Health Report

Condition Critical

Brenda Branswell October 23 2000
Health Report

Condition Critical

Brenda Branswell October 23 2000

Condition Critical

Health Report

Cover

Brenda Branswell

Snow flutters through the grey Montreal sky on a bonechilling October morning. But the icy cold is fine with Linda Cooper as she jogs through an almost deserted Mount Royal park. “On a day like today it’s fabulous,” insists Cooper, 52, a professor at McGill University’s faculty of education. “It’s refreshing and invigorating.” Running has been a fixture in Cooper’s life since her teen years. Her family shares a similar exercise ethic. A few hundred metres away, her husband, Ellis, darts past the colour-splashed trees near Beaver Lake. Their two daughters work out. Even their shaggy golden retriever, Allegro, has been running with them for a decade. Cooper’s goal is not to go farther or faster, but simply to avoid getting injured. “I just want to be able to maintain this forever,” she says. “I want to be jogging when Em 80.”

Her health-conscious lifestyle may help Cooper reach that target. Unfortunately, many Quebecers may not fare so well. The Macleans Health Report paints a gloomy picture of Quebecers’ overall health. Of the 51 Canadian health regions included in the analysis of health data, almost all of Quebec’s 11 regions fall into the bottom half of the pack. The findings are based on a broad series of 16 health indicators from

life expectancy to coronary FlVC of 1 1 Ouebec heart disease, cancer deaths

and suicides. Five of the Quebec regions—those including Trois-Rivières, StJérôme, Joliette, Hull and Chicoutimi—post among the worst results in the country. Only Laval fares relatively well, placing midway through the pack. On a more positive note, all but one of the Quebec regions (Joliette) record lowerthan-average death rates from pneumonia and flu.

The results cannot be read as a strict ranking. But in pointing to problem areas, they reinforce the gravity of some key health issues facing Quebec, from high overall cancer death rates to an alarming number of suicides. Deaths from colorectal cancer surpass the national average in nine of the Quebec regions, with Chicoutimi posting the worst rate in the province. Even more grim are lung cancer deaths, with Quebec rates, notably among men, far exceeding the national average.

If lung cancer deaths are excluded, Quebec health officials note, the province’s cancer mortality rate falls much in line with the rest of Canadas.
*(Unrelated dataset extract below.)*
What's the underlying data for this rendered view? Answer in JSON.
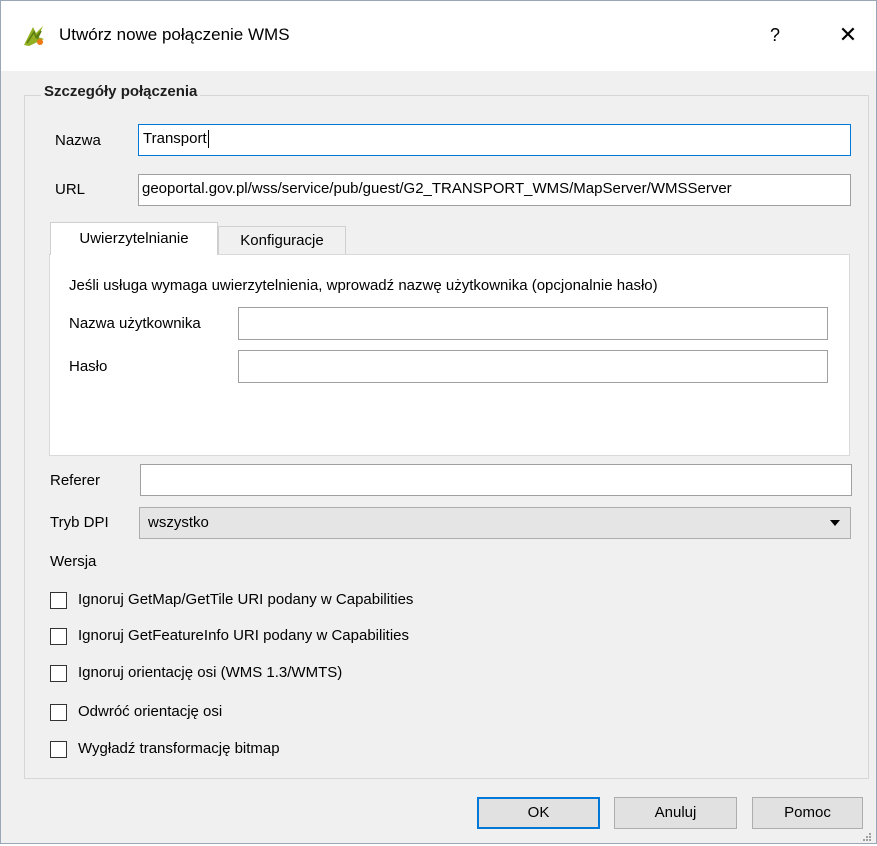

But they readily concede the havoc still wreaked by cigarettes. “I think we can continue to say that Quebec is the smoking section of Canada,” says Dr.

regions are among the worst in the country

Marcel Boulanger, head of a provincial smoking prevention group. Eager to shed the dubious label, the government now covers the costs of the nicotine patch, anti-smoking gums and Zyban, a medication that reduces the desire to smoke, under its drug insurance plan.

Montreal real estate agent Gilles Morin, 56, is one of the challenging cases that Boulanger deals with at a Montreal smoking cessation clinic. Morin kept smoking a pack a day despite two heart attacks, one cardiac arrest, several angioplasty procedures to clear blocked arteries and the installation of a pacemaker. Efforts to quit on his own have failed. But Morin began taking Zyban in late September and says he has already cut his cigarette consumption in half. With medical help and greater motivation, Morin is determined to quit altogether this week. “It’s going to work,” he insists. “I’m convinced.”

On another troubling health front, with the number of suicides in Quebec rising in recent decades, the rate in all but one of the Quebec regions, Montreal, significantly exceeds the national average. It is particularly acute among Quebec men. “It’s the leading cause of death among men under 40,” says Danielle St-Laurent, an epidemiologist with the province’s public health institute. “When I tell people that, they are astounded.”

Researchers at Statistics Canada suggest one reason for Quebec’s high rates is the diligence of the province’s coroners in keeping track of unexplained deaths and listing them as suicides once the cause is established. But St-Laurent believes that even if underestimated numbers in other provinces were corrected, Quebec would still have the highest rate in Canada. Across a broad spectrum of indicators, Quebec’s health challenges are clear.